◆ **Listed entries**:
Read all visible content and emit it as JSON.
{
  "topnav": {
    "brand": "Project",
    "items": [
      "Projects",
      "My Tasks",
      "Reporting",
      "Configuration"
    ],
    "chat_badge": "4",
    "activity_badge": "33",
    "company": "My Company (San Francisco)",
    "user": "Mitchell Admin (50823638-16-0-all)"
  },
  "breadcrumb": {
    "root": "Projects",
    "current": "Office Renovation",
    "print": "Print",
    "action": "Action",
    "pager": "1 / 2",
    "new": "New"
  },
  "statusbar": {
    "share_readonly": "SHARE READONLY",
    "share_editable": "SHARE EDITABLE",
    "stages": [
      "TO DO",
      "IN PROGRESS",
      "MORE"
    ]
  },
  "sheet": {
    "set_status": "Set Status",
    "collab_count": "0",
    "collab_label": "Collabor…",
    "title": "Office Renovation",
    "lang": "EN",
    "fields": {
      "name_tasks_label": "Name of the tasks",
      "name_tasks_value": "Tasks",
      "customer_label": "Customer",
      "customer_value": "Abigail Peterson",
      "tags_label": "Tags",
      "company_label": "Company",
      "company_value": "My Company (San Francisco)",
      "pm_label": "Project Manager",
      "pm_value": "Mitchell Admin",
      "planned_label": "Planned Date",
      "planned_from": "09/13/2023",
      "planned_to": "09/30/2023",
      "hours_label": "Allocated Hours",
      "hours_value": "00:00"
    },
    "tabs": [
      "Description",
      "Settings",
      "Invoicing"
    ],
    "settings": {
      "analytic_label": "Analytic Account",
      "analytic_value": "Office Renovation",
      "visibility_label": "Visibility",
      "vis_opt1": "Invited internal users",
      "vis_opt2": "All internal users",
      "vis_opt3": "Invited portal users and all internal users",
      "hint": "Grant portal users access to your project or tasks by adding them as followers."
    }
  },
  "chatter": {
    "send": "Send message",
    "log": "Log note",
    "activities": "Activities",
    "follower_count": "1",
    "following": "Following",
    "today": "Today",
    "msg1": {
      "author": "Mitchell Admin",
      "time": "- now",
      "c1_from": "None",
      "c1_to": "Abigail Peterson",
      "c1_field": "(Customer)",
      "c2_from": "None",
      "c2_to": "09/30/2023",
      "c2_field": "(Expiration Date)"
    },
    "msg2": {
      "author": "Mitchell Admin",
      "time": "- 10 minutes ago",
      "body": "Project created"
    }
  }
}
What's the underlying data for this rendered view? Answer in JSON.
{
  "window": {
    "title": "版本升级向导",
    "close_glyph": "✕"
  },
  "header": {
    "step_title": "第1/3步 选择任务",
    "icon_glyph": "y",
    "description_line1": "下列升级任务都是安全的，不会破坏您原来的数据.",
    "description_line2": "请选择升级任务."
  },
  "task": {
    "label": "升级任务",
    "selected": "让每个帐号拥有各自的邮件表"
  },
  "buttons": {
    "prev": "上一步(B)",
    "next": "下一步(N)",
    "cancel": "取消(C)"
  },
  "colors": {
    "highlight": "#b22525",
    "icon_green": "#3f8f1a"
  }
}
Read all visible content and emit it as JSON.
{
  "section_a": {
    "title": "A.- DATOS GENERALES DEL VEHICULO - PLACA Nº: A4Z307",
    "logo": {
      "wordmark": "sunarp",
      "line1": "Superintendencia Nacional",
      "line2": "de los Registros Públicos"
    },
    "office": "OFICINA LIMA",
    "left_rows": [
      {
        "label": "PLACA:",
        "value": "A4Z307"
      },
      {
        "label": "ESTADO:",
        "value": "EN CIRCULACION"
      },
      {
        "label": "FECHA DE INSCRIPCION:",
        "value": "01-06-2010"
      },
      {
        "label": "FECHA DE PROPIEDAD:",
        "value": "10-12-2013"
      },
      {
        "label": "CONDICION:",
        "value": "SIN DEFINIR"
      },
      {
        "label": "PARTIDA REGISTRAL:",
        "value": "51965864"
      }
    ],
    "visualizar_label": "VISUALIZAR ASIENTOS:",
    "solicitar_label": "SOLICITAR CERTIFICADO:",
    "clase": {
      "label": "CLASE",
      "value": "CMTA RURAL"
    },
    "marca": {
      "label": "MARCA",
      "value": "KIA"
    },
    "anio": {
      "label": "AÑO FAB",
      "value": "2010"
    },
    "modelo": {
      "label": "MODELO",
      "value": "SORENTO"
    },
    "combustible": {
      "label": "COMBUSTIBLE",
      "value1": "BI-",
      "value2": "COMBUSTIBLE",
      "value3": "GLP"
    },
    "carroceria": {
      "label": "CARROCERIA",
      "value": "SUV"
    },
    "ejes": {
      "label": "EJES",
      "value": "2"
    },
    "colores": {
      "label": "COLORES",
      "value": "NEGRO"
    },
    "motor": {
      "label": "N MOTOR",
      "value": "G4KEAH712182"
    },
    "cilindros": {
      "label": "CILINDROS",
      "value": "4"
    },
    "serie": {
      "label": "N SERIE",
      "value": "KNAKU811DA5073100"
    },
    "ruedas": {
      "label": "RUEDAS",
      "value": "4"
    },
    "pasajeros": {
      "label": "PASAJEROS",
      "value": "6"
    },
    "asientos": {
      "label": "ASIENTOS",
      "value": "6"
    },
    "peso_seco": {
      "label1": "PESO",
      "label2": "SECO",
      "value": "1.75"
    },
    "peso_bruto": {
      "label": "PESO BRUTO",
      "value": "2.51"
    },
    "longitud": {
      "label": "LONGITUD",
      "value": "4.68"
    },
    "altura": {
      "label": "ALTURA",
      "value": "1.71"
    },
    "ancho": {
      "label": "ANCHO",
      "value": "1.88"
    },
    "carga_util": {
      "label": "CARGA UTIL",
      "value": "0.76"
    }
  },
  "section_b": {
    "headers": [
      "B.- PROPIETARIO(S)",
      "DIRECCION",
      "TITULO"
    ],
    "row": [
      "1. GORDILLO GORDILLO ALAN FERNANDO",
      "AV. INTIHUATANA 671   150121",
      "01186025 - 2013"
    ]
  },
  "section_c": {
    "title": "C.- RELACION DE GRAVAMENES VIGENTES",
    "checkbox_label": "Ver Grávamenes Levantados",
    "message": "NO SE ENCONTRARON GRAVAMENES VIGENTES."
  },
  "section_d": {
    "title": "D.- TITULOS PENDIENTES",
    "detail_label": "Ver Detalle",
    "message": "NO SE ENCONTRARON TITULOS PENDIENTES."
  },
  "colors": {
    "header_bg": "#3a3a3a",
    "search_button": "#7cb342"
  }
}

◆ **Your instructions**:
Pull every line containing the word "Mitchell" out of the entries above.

◆ **Task solution**:
    "user": "Mitchell Admin (50823638-16-0-all)"
      "pm_value": "Mitchell Admin",
      "author": "Mitchell Admin",
      "author": "Mitchell Admin",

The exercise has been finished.